Three Americans who were abducted in Baghdad last month have been freed Tuesday, Iraqi officials told The Associated Press.
The three officials, speaking on condition of anonymity as they were not authorized to brief the press, said Tuesday that the Americans were freed by the Iraqi intelligence service.
They say the three are in good health and have been handed over to the U.S. Embassy in Baghdad.
The embassy could not immediately be reached for comment.
The embassy confirmed in January that several Americans had disappeared. Iraqi authorities said the three were kidnapped from a "suspicious apartment" without elaborating.
Iraqi and Western officials said they suspected one of two powerful Shiite militias was behind the kidnapping.
"We are aware of reports that American citizens are missing in Iraq," State Department spokesperson John Kirby had told Fox News in January. "The safety and security of American citizens overseas is our highest priority. We are working with the full cooperation of the Iraqi authorities to locate and recover the individuals.
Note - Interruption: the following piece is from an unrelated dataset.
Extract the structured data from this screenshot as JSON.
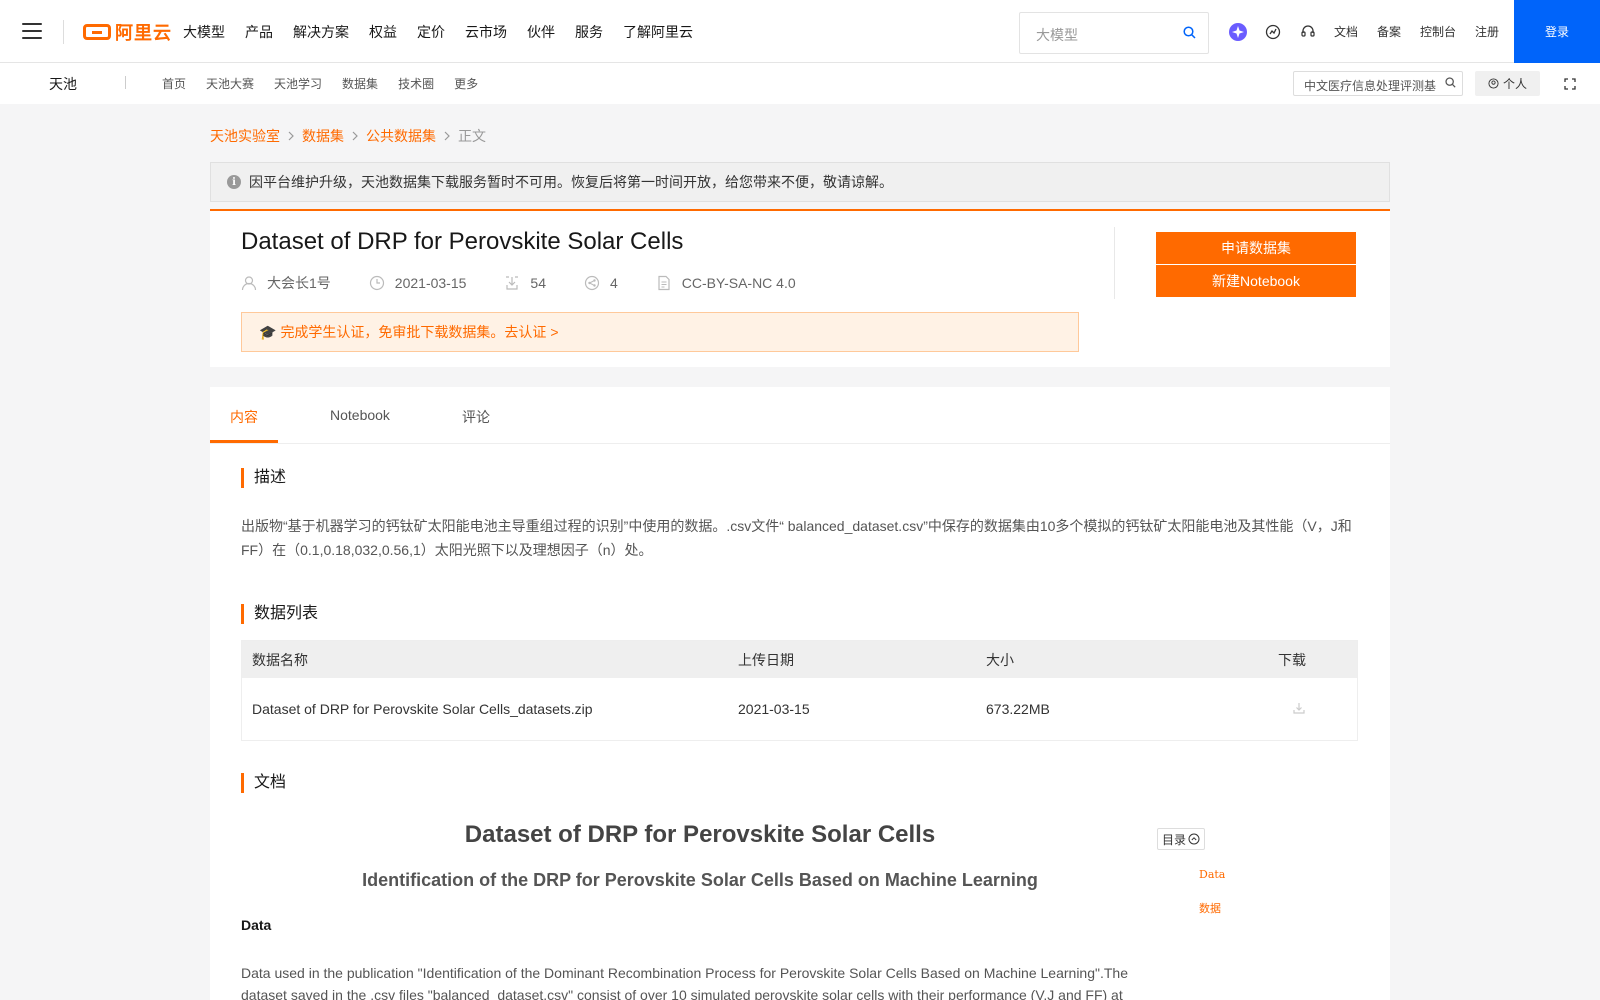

Due to privacy considerations, I have nothing further."
An Iraqi police colonel had told AFP on condition of anonymity that three Americans and an Iraqi translator were kidnapped in southern Baghdad by militiamen wearing military uniforms.
"We don't know what their work is," the colonel said of the Americans.
A spokesman for Baghdad's Joint Operations Command had told The Washington Post that the three citizens were Iraqis who had acquired U.S. citizenship.
Fox News' Lucas Tomlinson contributed to this report.